In this example we'll wire up and use a bi-polar stepper motor with recommended 9V motor voltage, and 200 steps per rotation.


We'll wire it to a Metro, but you can use any microcontroller you like!


  • Vmotor to 9V (red wire)
  • GND to ground
  • SLP to > 2.7V power pin
  • AIN2 to Digital 4
  • AIN1 to Digital 5
  • BIN1 to Digital 6
  • BIN2 to Digital 7

Then hook one stepper motor coil to Motor A (red and yellow) and the second coil to Motor B (green and gray/brown). If you have another motor, you'll need to experiment a little to figure out which wires are which coil. Check any documentation you have! You can use a multimeter to measure between wires, the ones with a small resistance between them are a pair to a coil, for example. If the motor is vibrating but not spinning, check all wires are connected and try flipping around a pair or rechecking the wire pairs.

If you have a unipolar motor, there will be a 5th or 6th wire that is the 'common' wire. Connect these wires to the GND pins in between the Motor A and B outputs on the breakout.


We'll use the built-in Arduino Stepper library, but you can manually toggle the AIN1/AIN2/BIN1/BIN2 pins with your own favorite microcontroller setup

#include <Stepper.h>

// change this to the number of steps on your motor
#define STEPS 200

// create an instance of the stepper class, specifying
// the number of steps of the motor and the pins it's
// attached to
Stepper stepper(STEPS, 4, 5, 6, 7);

void setup()
  Serial.println("Stepper test!");
  // set the speed of the motor to 30 RPMs

void loop()

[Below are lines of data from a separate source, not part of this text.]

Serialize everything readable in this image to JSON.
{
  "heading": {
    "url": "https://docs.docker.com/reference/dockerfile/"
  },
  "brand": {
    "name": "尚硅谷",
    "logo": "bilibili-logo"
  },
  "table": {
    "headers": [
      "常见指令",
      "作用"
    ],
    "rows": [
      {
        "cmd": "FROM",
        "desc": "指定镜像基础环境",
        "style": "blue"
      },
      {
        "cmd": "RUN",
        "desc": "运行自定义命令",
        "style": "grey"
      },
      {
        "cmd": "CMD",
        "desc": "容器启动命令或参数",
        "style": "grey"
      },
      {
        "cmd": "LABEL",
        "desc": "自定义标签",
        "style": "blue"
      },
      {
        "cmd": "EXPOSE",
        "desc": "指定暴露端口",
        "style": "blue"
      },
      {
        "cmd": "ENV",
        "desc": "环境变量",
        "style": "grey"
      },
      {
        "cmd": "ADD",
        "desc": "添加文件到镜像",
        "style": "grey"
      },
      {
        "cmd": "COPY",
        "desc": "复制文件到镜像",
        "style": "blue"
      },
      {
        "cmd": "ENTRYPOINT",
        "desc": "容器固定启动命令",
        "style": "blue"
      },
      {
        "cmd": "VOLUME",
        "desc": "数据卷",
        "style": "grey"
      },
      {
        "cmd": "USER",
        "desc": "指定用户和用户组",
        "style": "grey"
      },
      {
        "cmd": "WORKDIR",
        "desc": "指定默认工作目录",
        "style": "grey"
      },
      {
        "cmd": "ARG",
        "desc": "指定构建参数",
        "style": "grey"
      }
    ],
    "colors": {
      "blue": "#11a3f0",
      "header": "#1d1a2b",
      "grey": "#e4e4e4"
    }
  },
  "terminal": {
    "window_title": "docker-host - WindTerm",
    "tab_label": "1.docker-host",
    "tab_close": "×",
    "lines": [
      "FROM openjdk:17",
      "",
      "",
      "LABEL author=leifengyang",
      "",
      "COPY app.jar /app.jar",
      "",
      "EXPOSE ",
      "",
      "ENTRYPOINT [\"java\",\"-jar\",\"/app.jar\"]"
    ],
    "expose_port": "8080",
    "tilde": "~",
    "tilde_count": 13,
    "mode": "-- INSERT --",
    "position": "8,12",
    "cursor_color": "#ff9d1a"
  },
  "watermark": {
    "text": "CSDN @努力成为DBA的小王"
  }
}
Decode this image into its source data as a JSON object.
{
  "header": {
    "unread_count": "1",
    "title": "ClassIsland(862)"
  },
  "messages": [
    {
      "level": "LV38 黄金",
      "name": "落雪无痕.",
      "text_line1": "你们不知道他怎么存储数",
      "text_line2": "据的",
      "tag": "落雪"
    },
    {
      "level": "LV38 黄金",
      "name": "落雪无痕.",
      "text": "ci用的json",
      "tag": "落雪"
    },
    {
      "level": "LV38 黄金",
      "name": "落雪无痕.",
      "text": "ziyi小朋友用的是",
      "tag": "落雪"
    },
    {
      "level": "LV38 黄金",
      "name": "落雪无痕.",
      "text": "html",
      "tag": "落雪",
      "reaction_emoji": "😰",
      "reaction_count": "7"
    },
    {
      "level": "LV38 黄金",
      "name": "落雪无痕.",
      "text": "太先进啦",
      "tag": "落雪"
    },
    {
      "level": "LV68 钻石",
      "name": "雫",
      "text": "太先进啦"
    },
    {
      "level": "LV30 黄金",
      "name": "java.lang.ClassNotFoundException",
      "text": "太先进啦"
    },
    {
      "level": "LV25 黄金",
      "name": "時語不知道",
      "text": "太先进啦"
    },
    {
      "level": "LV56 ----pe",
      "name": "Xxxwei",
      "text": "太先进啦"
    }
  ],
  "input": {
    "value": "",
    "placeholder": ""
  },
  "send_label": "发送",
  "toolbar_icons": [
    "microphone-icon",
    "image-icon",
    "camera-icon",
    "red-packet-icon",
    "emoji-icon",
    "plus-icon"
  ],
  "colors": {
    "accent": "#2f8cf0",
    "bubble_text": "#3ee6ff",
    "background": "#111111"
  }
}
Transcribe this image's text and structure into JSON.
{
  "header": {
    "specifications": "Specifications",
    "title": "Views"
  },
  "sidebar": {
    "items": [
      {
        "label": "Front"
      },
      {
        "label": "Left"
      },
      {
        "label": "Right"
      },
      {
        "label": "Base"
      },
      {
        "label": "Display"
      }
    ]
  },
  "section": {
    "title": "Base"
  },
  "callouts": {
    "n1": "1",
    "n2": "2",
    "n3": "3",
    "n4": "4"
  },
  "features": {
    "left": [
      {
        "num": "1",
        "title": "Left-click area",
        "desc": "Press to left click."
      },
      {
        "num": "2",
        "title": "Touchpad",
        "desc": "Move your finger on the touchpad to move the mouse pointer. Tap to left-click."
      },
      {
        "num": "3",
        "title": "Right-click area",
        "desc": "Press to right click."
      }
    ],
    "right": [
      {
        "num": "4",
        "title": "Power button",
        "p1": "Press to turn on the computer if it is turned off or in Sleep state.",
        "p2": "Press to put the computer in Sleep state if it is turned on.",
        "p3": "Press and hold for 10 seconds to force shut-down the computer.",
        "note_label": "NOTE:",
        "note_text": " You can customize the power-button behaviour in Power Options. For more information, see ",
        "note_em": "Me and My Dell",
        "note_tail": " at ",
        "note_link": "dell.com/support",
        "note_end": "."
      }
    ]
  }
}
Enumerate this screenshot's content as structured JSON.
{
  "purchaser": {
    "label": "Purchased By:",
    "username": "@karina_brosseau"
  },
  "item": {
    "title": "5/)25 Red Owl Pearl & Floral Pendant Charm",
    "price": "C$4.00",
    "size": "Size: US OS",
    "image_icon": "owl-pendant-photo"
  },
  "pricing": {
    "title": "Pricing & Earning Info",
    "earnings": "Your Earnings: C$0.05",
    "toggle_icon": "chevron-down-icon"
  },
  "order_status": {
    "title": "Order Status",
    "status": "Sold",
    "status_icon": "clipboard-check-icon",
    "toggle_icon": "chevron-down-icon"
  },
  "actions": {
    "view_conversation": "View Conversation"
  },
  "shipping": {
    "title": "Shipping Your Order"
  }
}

Basically after you make the Stepper object with the 4 control pins, you can set the rotational speed (in RPM) with setSpeed(rpm) and then step forward or backwards with .step(steps) where steps is positive for 'forward' and negative for 'backward'

For more details, check out the Stepper library

Last updated on 2016-10-26 at 06.17.19 PM Published on 2016-10-26 at 06.14.31 PM